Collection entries

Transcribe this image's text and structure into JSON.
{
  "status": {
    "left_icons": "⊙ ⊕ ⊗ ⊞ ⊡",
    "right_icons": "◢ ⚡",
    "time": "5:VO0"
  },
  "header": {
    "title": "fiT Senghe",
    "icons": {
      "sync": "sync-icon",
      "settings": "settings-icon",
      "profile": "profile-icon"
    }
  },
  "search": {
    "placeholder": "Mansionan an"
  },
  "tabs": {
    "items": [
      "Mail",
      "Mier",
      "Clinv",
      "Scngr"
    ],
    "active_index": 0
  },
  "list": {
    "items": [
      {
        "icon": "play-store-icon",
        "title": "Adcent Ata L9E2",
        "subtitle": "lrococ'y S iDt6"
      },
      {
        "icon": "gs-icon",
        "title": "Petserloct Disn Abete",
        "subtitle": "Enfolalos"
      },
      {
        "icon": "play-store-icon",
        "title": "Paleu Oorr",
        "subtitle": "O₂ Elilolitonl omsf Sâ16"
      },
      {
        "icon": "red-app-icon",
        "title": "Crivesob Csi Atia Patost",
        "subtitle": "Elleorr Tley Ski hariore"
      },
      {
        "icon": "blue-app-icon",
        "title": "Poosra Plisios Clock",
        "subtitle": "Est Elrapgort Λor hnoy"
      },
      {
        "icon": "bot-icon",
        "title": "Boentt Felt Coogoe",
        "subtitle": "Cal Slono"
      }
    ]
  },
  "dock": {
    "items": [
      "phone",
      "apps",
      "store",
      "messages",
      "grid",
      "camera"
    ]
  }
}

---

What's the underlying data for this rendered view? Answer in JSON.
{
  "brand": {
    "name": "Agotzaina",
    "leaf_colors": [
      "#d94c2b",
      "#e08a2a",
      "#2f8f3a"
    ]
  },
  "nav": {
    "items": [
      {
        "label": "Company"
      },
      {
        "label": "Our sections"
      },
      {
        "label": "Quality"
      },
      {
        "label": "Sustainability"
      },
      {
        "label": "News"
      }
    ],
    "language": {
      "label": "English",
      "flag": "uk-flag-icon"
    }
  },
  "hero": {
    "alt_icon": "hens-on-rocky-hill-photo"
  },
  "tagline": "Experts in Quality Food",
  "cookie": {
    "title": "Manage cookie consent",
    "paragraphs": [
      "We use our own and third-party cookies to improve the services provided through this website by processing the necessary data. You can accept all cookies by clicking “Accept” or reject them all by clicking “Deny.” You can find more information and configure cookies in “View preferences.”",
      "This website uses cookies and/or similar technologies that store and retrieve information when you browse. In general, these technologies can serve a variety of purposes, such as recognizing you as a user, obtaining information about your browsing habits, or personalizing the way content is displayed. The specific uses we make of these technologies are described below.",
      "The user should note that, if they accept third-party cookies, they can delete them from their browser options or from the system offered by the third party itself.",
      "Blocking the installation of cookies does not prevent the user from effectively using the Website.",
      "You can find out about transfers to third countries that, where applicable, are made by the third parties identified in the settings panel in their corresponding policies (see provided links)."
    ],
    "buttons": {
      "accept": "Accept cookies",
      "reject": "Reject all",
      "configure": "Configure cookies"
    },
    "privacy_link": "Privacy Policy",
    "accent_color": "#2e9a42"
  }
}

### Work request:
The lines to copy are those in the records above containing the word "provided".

### Result of the exercise:
      "We use our own and third-party cookies to improve the services provided through this website by processing the necessary data. You can accept all cookies by clicking “Accept” or reject them all by clicking “Deny.” You can find more information and configure cookies in “View preferences.”",
      "You can find out about transfers to third countries that, where applicable, are made by the third parties identified in the settings panel in their corresponding policies (see provided links)."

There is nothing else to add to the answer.